Therese Kingsbury, founder of the quirky Rogue One Guerrilla Arts Network, approached Rockwood with the idea to fill The Loft with beautiful artwork while tenants were being sought. So far, 35 artists have work on display. Oak Harbor artist Tina Christiansen also set up a temporary studio in a spacious, sun-dappled room where her colorful paintings and silk scarves pop against the wood beams and high ceiling.

“We have woodworkers, metal artists, ceramic, large paintings,” Kingsbury said. “So many have their work stored away. Why do people not have their eyes on this stuff? It gives a chance for artists to display and the public to see it.”

On the building’s exterior, a metal sculpture “The Heart of a Soldier” contains locks with engravings from family and friends of military members. So far, Rockwood has given away 60 of 100 locks that include the cost of engraving.

“I wanted a way to honor veterans that was special and lasting,” she said.

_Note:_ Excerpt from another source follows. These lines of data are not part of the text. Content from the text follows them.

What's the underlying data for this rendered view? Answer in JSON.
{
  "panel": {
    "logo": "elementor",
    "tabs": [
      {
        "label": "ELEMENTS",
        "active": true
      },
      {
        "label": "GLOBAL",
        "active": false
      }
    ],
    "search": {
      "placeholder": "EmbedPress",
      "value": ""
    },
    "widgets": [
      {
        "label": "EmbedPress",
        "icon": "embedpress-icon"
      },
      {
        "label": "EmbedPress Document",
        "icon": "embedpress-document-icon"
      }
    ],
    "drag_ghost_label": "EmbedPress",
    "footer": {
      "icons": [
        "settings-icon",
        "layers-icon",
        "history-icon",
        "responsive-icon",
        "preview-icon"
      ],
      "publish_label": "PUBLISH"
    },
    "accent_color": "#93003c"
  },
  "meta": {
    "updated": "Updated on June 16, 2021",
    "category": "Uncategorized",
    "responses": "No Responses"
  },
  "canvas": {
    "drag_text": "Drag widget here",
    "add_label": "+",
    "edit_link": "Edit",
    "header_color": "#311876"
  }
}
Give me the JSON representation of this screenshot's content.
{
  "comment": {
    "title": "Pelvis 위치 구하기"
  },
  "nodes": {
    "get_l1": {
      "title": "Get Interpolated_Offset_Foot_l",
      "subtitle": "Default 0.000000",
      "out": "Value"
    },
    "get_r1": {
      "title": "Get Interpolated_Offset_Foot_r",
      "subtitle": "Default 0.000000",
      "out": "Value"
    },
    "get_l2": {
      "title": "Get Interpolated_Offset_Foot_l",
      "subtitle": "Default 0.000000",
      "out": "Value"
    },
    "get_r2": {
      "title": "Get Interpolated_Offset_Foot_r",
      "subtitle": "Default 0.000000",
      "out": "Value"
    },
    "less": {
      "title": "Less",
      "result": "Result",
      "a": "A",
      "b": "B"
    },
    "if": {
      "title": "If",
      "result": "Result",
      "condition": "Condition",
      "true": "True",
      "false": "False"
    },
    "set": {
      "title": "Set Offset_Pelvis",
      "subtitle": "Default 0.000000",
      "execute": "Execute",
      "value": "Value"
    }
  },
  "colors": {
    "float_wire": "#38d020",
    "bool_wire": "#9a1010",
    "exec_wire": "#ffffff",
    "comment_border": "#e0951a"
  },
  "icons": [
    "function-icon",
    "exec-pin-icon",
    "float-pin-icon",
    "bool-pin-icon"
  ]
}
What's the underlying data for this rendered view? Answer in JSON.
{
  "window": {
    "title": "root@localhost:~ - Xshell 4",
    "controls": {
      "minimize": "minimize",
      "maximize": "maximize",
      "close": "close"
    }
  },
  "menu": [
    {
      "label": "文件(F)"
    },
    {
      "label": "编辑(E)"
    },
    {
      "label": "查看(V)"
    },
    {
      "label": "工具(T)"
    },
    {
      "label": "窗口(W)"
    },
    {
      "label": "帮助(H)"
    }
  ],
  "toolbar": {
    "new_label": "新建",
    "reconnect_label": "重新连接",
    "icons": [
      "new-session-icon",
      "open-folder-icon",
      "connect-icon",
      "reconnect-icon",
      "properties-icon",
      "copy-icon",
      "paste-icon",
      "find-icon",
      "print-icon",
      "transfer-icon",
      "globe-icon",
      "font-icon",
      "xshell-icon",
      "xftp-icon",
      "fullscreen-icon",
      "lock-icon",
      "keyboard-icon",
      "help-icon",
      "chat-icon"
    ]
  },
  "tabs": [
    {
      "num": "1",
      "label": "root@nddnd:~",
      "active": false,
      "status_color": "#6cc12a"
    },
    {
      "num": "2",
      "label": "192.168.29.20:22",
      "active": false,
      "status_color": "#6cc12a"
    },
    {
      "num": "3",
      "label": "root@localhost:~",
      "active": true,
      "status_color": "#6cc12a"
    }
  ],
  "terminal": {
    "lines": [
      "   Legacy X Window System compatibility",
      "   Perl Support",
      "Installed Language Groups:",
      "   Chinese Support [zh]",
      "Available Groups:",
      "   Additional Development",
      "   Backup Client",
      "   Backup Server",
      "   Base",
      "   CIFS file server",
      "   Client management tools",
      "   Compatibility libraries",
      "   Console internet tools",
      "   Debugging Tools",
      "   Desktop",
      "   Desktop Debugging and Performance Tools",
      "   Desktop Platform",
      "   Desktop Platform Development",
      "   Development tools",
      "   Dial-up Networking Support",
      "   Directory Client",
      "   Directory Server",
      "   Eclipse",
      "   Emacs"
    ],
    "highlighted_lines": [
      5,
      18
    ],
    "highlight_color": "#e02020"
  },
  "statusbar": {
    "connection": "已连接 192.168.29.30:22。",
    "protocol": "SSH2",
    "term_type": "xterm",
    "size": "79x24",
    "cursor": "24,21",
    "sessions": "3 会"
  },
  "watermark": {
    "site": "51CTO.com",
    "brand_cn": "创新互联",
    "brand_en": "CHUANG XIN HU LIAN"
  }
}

• Skulpt Too art galleries are open 2-6 p.m. Friday and Saturday and 2-4 p.m. Sunday or by appointment. Call 360-969-5621. Saturday, Oct. 28, free public events include mask-making for kids from 2-5 p.m., gallery reception from 5-9 p.m. followed by a masquerade party. The Loft is located at 715 SE Fidalgo Avenue, Oak Harbor. Call 206-372-0374 for more information.

 

Annabelle Rockwood, the new owner of the old Feed & Seed store on Fidalgo Avenue. Rockwood purchased the Oak Harbor building in July, renovated it in record time and is seeking a diverse group of tentants to fill the 10,000-square foot space. Photos by Patricia Guthrie/Whidbey News-Times

Annabelle Rockwood (left) chats with Therese Kingsbury and Richard Nash in the pop-up gallery, Skulpt Too. Nash is one of dozens of artists showing artwork in several rooms on building’s first floor.

Therese Kingsbury shows “The Heart of a Soldier” on the side of The Loft building. Locks are attached that honor military members. It was built at CNB Iron Works Construction.

Owner Annabelle Rockwood envisions a vintage cocktail lounge on The Loft’s top floor.

Rockwood sits in a bright corner of the first floor of The Loft where a bagel shop plans to open in the spring.

This piece by Lane Tompkins of Freeland Art Studios is part of hundreds of pieces of art filling The Loft’s pop-up Sculpt Too gallery. Many events are planned through December, including on Saturday, Oct 28: From 2 to 5 p.m. mask-making workshop for kids; 5 to 9 p.m. art reception and an after hours Masquerade Gala.